After this you've got to bring up a standard old administrative empowered command line prompt (hit the windows key then type CMD and right click on cmd.exe selecting Run as Administrator). From here on you'll need to utilize the mklink command provided in the path, this command is administrative privileged so please make sure you do start it up correctly to save some grief. You can get a rundown of the function using mklink /? as well as in the provided link. After this you can run from anywhere the following (adjusted as appropriate for what you wish to make a link from and to):

mklink /D "c:/users//My Documents/My Games/" "c:/users//My Documents/My Dropbox/Gaming/My Games/"

Now if you go back to your My Documents folder you'll see a folder icon with a shortcut type sub icon on it. This indicates your in good shape and it should work fine at this point.

This works surprisingly well with very little effort on your part individually. Effectively it's doing exactly what you'd expect it to do without any massaging, which is awesome and pretty rare these days. Now all you have to do is replicate this configuration on each computer with DropBox installed and your in good shape generally speaking. I do notice a large number of files get updated when I play video games, and I'm not clear what the implications of this are for systems with drastically different capabilities (for say your games config files). But all in all it works.

Brass Tacks:
As to the caveat above in the 'generally speaking' comment, I haven't tested this extensively for video games and the like. I have read that there are some implications with rapidly updating files and DropBox on the forums (I seem to have lost the link). However DropBox seems to be of the opinion that corruption is impossible based on their open service logs so to each their own.
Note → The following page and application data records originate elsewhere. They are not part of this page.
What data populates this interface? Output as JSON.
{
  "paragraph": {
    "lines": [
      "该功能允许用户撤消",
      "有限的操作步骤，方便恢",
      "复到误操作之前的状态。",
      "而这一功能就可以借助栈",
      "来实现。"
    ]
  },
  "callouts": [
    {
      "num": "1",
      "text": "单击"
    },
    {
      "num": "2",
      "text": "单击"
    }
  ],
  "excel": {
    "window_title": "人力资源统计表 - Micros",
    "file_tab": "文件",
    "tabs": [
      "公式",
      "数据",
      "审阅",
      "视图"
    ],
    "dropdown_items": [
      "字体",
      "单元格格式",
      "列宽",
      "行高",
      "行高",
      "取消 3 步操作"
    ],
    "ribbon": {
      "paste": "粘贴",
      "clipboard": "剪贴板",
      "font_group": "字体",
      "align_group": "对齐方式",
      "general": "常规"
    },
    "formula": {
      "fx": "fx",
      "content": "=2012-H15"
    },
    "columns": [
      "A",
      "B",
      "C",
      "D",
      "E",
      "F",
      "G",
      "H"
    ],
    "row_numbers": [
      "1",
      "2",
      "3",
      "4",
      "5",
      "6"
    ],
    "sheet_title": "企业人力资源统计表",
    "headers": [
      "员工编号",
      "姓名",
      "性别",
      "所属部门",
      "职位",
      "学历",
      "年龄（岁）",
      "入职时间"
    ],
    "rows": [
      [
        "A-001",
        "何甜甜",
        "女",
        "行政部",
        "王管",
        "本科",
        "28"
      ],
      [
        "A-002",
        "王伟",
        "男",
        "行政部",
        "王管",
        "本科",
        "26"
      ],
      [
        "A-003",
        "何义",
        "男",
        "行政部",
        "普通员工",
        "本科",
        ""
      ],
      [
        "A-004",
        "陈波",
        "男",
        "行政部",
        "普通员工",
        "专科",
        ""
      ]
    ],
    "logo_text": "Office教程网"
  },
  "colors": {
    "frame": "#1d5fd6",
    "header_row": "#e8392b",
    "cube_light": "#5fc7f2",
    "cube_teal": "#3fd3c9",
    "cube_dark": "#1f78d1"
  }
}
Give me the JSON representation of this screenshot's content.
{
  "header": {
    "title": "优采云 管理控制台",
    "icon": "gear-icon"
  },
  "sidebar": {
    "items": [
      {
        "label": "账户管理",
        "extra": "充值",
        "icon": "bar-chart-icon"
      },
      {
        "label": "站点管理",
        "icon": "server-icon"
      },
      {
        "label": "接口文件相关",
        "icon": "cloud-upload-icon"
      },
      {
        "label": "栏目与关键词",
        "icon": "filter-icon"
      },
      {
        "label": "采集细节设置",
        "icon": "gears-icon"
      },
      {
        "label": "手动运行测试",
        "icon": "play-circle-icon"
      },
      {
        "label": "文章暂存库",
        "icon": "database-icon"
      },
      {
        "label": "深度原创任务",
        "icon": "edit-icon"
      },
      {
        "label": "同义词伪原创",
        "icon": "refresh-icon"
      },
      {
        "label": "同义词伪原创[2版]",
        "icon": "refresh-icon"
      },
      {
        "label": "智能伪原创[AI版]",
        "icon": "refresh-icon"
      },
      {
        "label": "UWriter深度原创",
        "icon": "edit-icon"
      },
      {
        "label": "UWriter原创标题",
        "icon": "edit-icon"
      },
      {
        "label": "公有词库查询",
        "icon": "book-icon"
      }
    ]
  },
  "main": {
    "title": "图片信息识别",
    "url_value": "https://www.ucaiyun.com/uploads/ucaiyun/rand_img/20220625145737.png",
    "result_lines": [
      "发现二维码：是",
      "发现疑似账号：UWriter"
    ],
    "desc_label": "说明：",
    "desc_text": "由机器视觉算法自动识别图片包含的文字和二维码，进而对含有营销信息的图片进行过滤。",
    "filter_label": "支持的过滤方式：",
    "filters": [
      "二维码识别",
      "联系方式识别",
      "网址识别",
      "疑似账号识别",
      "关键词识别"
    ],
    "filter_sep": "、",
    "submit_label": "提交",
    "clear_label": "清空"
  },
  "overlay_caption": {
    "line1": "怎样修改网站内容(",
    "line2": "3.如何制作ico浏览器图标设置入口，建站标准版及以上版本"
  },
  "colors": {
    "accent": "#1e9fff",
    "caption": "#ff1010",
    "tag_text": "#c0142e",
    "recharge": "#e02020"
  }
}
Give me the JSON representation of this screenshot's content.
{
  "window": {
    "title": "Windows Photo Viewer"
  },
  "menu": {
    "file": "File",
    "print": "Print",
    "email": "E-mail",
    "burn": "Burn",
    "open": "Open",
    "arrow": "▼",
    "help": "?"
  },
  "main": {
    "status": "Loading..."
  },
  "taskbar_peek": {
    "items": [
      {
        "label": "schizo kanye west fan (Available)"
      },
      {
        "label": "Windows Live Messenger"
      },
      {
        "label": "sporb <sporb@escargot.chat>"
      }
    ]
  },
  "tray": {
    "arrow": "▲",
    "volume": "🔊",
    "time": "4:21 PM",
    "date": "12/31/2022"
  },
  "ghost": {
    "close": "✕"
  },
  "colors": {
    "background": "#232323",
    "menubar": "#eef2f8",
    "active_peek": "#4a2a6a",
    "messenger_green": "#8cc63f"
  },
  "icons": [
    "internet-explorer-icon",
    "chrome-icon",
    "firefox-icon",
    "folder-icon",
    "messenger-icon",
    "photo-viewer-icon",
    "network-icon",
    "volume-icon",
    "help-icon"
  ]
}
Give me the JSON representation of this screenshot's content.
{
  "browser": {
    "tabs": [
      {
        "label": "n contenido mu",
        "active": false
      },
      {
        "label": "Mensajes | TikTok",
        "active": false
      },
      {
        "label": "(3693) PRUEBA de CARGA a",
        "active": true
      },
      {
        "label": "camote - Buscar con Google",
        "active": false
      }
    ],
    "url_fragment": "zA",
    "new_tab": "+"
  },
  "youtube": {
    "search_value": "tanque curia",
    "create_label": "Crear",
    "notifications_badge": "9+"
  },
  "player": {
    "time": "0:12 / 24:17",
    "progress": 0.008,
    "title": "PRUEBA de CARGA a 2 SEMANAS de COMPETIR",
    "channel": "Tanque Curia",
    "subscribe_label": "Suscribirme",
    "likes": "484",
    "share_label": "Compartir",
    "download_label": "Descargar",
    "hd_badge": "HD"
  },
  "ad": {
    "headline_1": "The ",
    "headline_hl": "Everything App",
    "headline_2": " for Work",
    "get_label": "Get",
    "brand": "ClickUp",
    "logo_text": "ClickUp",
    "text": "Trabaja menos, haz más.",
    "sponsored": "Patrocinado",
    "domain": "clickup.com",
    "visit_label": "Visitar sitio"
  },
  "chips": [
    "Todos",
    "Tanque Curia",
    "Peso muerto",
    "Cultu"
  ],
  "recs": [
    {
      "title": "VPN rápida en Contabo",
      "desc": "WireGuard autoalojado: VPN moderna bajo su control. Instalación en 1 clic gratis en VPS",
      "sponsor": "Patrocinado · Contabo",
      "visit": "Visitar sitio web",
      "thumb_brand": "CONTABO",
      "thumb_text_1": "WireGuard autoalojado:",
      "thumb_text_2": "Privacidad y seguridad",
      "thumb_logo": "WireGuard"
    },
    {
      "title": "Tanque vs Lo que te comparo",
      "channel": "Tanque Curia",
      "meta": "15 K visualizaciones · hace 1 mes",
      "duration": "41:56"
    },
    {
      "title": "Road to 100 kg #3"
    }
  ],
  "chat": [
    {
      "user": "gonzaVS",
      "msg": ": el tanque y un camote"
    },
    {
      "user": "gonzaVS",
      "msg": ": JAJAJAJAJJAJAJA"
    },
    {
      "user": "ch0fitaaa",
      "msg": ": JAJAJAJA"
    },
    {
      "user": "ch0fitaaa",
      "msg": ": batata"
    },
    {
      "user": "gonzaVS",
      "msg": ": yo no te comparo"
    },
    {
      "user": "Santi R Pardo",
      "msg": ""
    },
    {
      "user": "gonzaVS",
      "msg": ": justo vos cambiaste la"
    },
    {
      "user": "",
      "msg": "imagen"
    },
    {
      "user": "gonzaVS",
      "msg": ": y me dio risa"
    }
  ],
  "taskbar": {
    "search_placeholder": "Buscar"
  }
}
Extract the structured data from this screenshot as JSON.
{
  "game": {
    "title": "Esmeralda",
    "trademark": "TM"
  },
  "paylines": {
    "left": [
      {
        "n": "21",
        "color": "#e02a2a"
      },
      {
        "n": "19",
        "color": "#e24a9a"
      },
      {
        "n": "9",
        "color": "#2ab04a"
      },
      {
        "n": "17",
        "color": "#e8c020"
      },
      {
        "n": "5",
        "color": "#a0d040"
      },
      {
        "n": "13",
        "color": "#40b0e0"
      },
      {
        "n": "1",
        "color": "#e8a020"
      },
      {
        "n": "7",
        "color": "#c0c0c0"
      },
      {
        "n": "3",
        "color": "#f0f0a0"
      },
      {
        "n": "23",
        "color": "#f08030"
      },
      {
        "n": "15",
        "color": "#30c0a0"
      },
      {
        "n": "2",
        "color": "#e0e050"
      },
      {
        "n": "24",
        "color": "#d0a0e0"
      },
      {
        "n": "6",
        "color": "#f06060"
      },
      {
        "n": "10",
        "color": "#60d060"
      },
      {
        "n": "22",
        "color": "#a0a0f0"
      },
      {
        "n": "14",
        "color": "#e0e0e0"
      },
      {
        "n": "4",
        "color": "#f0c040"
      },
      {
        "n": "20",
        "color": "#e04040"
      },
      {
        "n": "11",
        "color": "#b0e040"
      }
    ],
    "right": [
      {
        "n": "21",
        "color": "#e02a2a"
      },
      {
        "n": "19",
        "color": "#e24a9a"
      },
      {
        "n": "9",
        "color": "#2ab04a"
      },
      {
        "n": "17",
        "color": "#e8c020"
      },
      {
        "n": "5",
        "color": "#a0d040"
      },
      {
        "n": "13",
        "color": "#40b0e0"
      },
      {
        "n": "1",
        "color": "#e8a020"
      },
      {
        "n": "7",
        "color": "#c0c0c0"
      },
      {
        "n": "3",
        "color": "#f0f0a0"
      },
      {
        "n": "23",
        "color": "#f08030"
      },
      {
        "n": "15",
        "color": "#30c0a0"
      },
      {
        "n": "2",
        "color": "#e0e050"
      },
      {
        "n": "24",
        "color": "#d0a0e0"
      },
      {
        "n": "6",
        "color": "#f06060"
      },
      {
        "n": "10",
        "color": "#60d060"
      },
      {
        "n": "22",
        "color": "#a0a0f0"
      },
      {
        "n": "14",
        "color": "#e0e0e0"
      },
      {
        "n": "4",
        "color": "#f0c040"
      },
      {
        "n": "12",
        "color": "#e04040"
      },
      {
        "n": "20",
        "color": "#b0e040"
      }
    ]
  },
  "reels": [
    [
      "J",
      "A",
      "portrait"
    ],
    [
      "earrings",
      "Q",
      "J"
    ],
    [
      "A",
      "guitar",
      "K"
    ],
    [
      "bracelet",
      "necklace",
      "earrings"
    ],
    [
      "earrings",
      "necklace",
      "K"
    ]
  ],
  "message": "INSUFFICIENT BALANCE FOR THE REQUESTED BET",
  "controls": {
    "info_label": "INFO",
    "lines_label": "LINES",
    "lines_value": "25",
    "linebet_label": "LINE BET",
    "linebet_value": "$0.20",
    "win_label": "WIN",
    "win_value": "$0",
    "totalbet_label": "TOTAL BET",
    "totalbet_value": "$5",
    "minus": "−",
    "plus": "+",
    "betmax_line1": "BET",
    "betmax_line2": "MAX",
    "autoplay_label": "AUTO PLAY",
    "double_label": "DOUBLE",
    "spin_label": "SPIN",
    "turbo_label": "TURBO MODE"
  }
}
Also remember that DropBox is NOT a backup service, it is a sync service (an extremely chatty one from a networking standpoint). You should still make sure you've got a backup of anything you put on there in case of some sort of corruption caused by either your own hardware or the service.